The open door
China's new open-door policy in the late 1970s, which began to lift trade barriers and accept some levels of consumption, was welcomed by the world's developed capitalist economies.
Advertising reappeared in the Chinese mass media in January 1979, when Shanghai TV made history by airing the first TV commercial in China (a 90-second spot for a Chinese medicinal wine). In 1979, the Shanghai-based Liberation Daily carried the first print ad (for a Minolta camera) after an almost 10-year absence of advertising from the Chinese press. The first foreign product reintroduced to Chinese consumers through TV advertising was the Swiss Rado wristwatch.
By 1981, at least five multinational ad agencies were actively engaged in discussing business opportunities with the Chinese government. The Japanese agency Dentsu was the first foreign ad agency to open offices in China in 1979. Despite the small presence of their products in the Chinese market, Japanese companies used advertising to create brand awareness for Sony, Mitsubishi, Sanyo and their electronic products and appliances. The U.S. agency McCann-Erickson formed a joint venture with Jardine Matheson & Co., a Hong Kong trading firm, and established an office in China. Other early arrivals included Young & Rubicam, Ogilvy & Mather and the Leo Burnett Co.
In 1981, ad revenue made up about 0.02% of China's gross national product. From this insignificant start, the Chinese advertising industry achieved an annual growth rate of about 48% between 1981 and 1995, rising to 0.47% of China's GNP in 1995. The number of advertising agencies increased from just more than 1,000 in 1981 to slightly more than 57,000 by the end of 1997. Likewise, the number of people employed in advertising grew from fewer than 20,000 in the early 1980s to around 500,000 in the mid-1990s.

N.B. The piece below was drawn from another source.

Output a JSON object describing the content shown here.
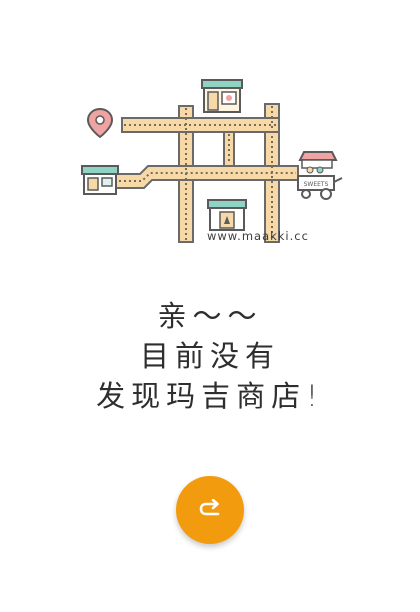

The Chinese ad industry
The sheer number of ad agencies in China may be large, but the agencies themselves are generally small, most having fewer than 10 employees. Of the 48,082 advertising agencies registered in 1995, only about 25% were full-service agencies; most of the rest were engaged only in certain aspects of advertising (e.g., creative work or media buying). Some were simply "ghost agencies."
The Chinese advertising industry is also characterized by an unbalanced agency-media relationship, in which the still mostly centralized state-run media overpower weak agencies. Wielding their tremendous social and political influence, media organizations often expand their reach into advertising, setting up their own shops and quoting low rates to compete with ad agencies for clients. Chinese companies tend to emphasize ad placement over ad production, being more concerned with the media-buying function, while ignoring ad execution and production quality.
By and large, the economically more developed coastal region represents the top echelon of advertising development, with the inland region in the middle and the outlying areas at the bottom. (This regional disparity is a corollary of the different levels of economic and social development in China.) Advertising is concentrated in three cities—Beijing, Shanghai and Guangzhou—with ad revenues generated in these three cities accounting for half of the national total at the start of the 21st century.
Foreign ad agencies have grown increasingly enthusiastic about working in China. Major players in global advertising, such as J. Walter Thompson Co. and Saatchi & Saatchi, have set up shops in mainland China, representing a wide array of global consumer product manufacturers. During the early 1990s, Grey Advertising, BBDO Worldwide and DDB Needham each formed joint ventures with local Chinese companies to conduct business inside the country. At first, these agencies primarily served multinational clients in China, but that situation was changing as more and more Chinese domestic advertisers sought multinational agencies.